#### WORK ITEM
What is needed is an exact retyping of each entry, pictures excluded.

#### SUPPLIED DATA
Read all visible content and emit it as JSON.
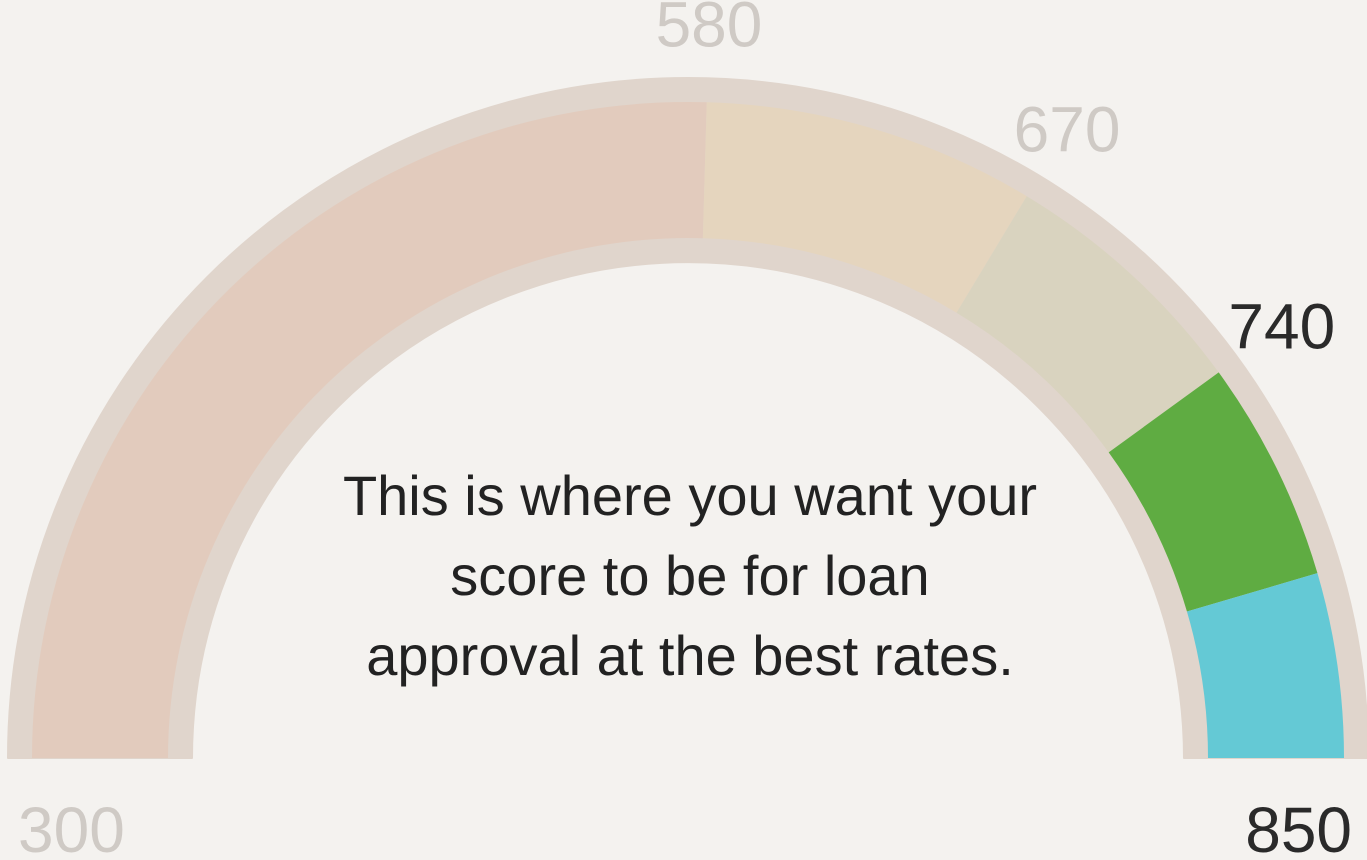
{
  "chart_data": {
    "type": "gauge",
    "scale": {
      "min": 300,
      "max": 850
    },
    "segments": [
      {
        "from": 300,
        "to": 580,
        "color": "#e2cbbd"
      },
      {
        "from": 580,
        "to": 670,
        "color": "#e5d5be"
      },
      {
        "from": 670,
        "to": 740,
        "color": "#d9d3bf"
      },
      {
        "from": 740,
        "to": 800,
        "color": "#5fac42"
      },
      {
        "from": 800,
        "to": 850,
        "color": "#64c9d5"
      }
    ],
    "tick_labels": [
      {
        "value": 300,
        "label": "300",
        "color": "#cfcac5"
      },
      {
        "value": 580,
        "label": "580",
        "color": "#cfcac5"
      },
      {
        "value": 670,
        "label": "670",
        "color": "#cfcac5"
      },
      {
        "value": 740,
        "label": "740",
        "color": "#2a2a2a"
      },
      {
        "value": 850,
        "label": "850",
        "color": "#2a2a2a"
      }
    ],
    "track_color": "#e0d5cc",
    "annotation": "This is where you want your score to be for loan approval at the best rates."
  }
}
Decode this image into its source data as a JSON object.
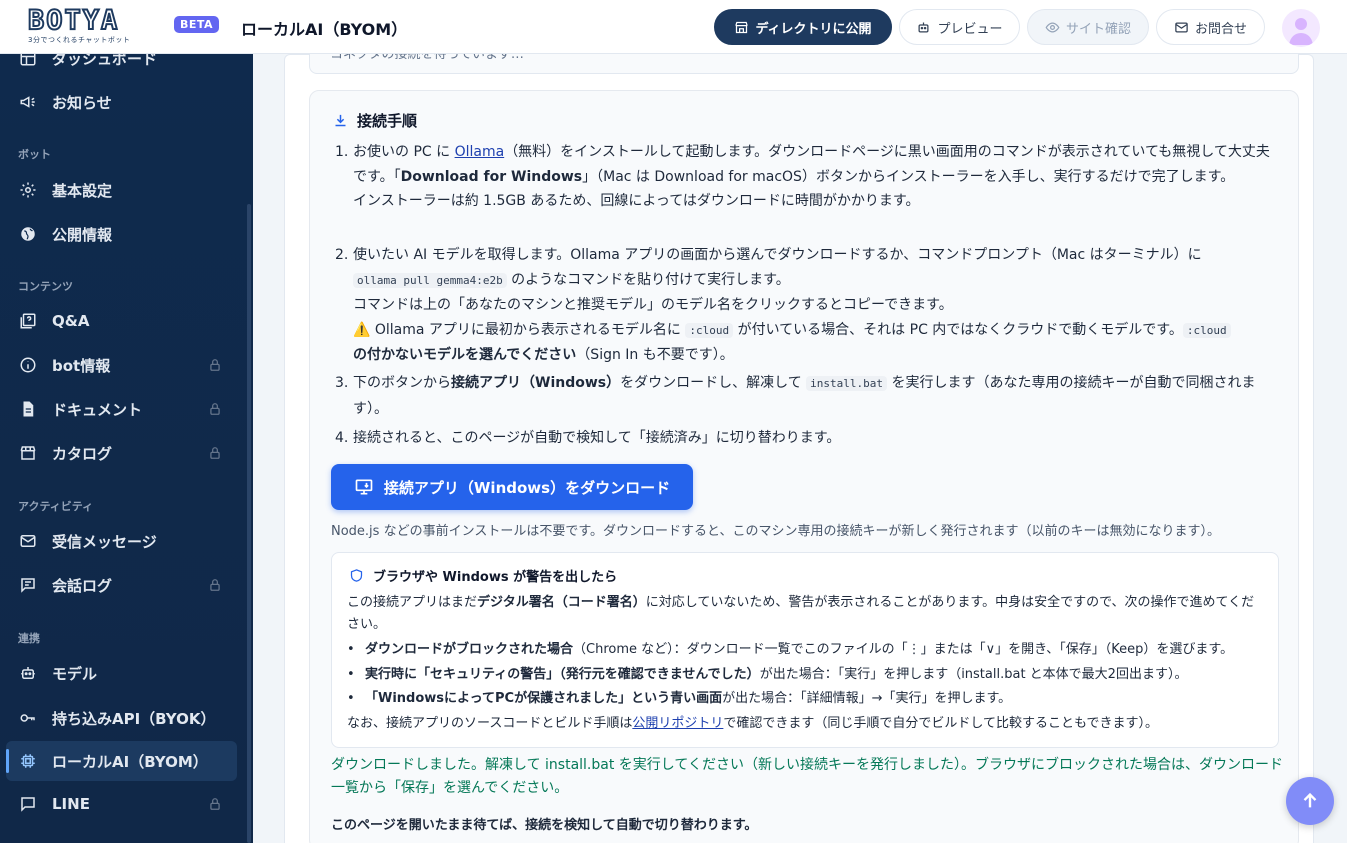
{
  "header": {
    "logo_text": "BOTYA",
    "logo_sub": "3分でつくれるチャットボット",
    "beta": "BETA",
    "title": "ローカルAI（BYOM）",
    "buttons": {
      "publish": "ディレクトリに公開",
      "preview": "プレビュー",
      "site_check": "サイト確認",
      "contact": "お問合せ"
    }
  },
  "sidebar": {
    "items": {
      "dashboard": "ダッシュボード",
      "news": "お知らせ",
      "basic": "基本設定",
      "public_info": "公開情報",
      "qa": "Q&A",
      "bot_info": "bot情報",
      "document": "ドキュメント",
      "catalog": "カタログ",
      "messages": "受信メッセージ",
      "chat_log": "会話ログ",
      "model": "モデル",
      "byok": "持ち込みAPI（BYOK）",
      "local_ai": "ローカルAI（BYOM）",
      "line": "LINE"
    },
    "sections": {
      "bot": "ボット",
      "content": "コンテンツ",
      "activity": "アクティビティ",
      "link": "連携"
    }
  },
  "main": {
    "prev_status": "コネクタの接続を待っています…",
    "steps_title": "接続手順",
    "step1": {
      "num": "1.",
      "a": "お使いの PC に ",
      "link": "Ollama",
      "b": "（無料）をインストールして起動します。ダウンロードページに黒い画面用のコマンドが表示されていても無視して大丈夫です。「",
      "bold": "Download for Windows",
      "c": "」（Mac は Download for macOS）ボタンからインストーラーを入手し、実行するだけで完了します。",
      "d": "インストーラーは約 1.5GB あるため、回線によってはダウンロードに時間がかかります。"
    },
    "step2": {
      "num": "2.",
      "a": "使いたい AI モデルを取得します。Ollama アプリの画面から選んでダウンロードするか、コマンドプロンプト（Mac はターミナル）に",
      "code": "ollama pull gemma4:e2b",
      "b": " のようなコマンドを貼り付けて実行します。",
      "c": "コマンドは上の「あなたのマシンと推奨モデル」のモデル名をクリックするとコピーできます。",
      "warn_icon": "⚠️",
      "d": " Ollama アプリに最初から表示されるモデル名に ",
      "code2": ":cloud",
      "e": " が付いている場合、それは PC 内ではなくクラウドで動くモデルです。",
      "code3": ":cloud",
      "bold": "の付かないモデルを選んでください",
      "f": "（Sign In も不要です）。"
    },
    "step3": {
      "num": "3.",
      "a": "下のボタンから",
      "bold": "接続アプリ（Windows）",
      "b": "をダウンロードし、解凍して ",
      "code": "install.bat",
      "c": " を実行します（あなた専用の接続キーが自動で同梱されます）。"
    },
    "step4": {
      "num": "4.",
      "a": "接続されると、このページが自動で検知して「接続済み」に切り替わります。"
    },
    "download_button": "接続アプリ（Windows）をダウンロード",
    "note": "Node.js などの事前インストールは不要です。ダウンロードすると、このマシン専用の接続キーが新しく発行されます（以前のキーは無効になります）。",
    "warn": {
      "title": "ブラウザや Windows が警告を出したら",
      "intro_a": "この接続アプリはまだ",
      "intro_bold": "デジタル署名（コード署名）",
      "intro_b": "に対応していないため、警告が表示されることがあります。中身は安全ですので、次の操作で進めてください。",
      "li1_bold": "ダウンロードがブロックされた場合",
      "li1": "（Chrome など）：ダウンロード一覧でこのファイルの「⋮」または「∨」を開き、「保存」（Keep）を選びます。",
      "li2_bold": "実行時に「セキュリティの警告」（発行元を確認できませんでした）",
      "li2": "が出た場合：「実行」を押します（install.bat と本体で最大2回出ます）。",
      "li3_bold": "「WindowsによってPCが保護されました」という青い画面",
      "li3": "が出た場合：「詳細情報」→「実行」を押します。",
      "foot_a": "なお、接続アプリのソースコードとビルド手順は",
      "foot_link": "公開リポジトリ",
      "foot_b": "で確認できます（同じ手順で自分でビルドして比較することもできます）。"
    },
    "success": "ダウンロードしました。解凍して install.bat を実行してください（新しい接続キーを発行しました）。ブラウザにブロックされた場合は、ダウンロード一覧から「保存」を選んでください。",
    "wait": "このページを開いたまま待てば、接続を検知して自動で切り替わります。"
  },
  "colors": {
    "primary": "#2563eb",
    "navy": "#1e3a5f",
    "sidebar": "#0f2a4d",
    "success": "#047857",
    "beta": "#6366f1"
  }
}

#### ANSWER
Read all visible content and emit it as JSON.
{
  "chart_data": {
    "type": "gauge",
    "scale": {
      "min": 300,
      "max": 850
    },
    "segments": [
      {
        "from": 300,
        "to": 580,
        "color": "#e2cbbd"
      },
      {
        "from": 580,
        "to": 670,
        "color": "#e5d5be"
      },
      {
        "from": 670,
        "to": 740,
        "color": "#d9d3bf"
      },
      {
        "from": 740,
        "to": 800,
        "color": "#5fac42"
      },
      {
        "from": 800,
        "to": 850,
        "color": "#64c9d5"
      }
    ],
    "tick_labels": [
      {
        "value": 300,
        "label": "300",
        "color": "#cfcac5"
      },
      {
        "value": 580,
        "label": "580",
        "color": "#cfcac5"
      },
      {
        "value": 670,
        "label": "670",
        "color": "#cfcac5"
      },
      {
        "value": 740,
        "label": "740",
        "color": "#2a2a2a"
      },
      {
        "value": 850,
        "label": "850",
        "color": "#2a2a2a"
      }
    ],
    "track_color": "#e0d5cc",
    "annotation": "This is where you want your score to be for loan approval at the best rates."
  }
}
Decode this image into its source data as a JSON object.
{
  "header": {
    "logo_text": "BOTYA",
    "logo_sub": "3分でつくれるチャットボット",
    "beta": "BETA",
    "title": "ローカルAI（BYOM）",
    "buttons": {
      "publish": "ディレクトリに公開",
      "preview": "プレビュー",
      "site_check": "サイト確認",
      "contact": "お問合せ"
    }
  },
  "sidebar": {
    "items": {
      "dashboard": "ダッシュボード",
      "news": "お知らせ",
      "basic": "基本設定",
      "public_info": "公開情報",
      "qa": "Q&A",
      "bot_info": "bot情報",
      "document": "ドキュメント",
      "catalog": "カタログ",
      "messages": "受信メッセージ",
      "chat_log": "会話ログ",
      "model": "モデル",
      "byok": "持ち込みAPI（BYOK）",
      "local_ai": "ローカルAI（BYOM）",
      "line": "LINE"
    },
    "sections": {
      "bot": "ボット",
      "content": "コンテンツ",
      "activity": "アクティビティ",
      "link": "連携"
    }
  },
  "main": {
    "prev_status": "コネクタの接続を待っています…",
    "steps_title": "接続手順",
    "step1": {
      "num": "1.",
      "a": "お使いの PC に ",
      "link": "Ollama",
      "b": "（無料）をインストールして起動します。ダウンロードページに黒い画面用のコマンドが表示されていても無視して大丈夫です。「",
      "bold": "Download for Windows",
      "c": "」（Mac は Download for macOS）ボタンからインストーラーを入手し、実行するだけで完了します。",
      "d": "インストーラーは約 1.5GB あるため、回線によってはダウンロードに時間がかかります。"
    },
    "step2": {
      "num": "2.",
      "a": "使いたい AI モデルを取得します。Ollama アプリの画面から選んでダウンロードするか、コマンドプロンプト（Mac はターミナル）に",
      "code": "ollama pull gemma4:e2b",
      "b": " のようなコマンドを貼り付けて実行します。",
      "c": "コマンドは上の「あなたのマシンと推奨モデル」のモデル名をクリックするとコピーできます。",
      "warn_icon": "⚠️",
      "d": " Ollama アプリに最初から表示されるモデル名に ",
      "code2": ":cloud",
      "e": " が付いている場合、それは PC 内ではなくクラウドで動くモデルです。",
      "code3": ":cloud",
      "bold": "の付かないモデルを選んでください",
      "f": "（Sign In も不要です）。"
    },
    "step3": {
      "num": "3.",
      "a": "下のボタンから",
      "bold": "接続アプリ（Windows）",
      "b": "をダウンロードし、解凍して ",
      "code": "install.bat",
      "c": " を実行します（あなた専用の接続キーが自動で同梱されます）。"
    },
    "step4": {
      "num": "4.",
      "a": "接続されると、このページが自動で検知して「接続済み」に切り替わります。"
    },
    "download_button": "接続アプリ（Windows）をダウンロード",
    "note": "Node.js などの事前インストールは不要です。ダウンロードすると、このマシン専用の接続キーが新しく発行されます（以前のキーは無効になります）。",
    "warn": {
      "title": "ブラウザや Windows が警告を出したら",
      "intro_a": "この接続アプリはまだ",
      "intro_bold": "デジタル署名（コード署名）",
      "intro_b": "に対応していないため、警告が表示されることがあります。中身は安全ですので、次の操作で進めてください。",
      "li1_bold": "ダウンロードがブロックされた場合",
      "li1": "（Chrome など）：ダウンロード一覧でこのファイルの「⋮」または「∨」を開き、「保存」（Keep）を選びます。",
      "li2_bold": "実行時に「セキュリティの警告」（発行元を確認できませんでした）",
      "li2": "が出た場合：「実行」を押します（install.bat と本体で最大2回出ます）。",
      "li3_bold": "「WindowsによってPCが保護されました」という青い画面",
      "li3": "が出た場合：「詳細情報」→「実行」を押します。",
      "foot_a": "なお、接続アプリのソースコードとビルド手順は",
      "foot_link": "公開リポジトリ",
      "foot_b": "で確認できます（同じ手順で自分でビルドして比較することもできます）。"
    },
    "success": "ダウンロードしました。解凍して install.bat を実行してください（新しい接続キーを発行しました）。ブラウザにブロックされた場合は、ダウンロード一覧から「保存」を選んでください。",
    "wait": "このページを開いたまま待てば、接続を検知して自動で切り替わります。"
  },
  "colors": {
    "primary": "#2563eb",
    "navy": "#1e3a5f",
    "sidebar": "#0f2a4d",
    "success": "#047857",
    "beta": "#6366f1"
  }
}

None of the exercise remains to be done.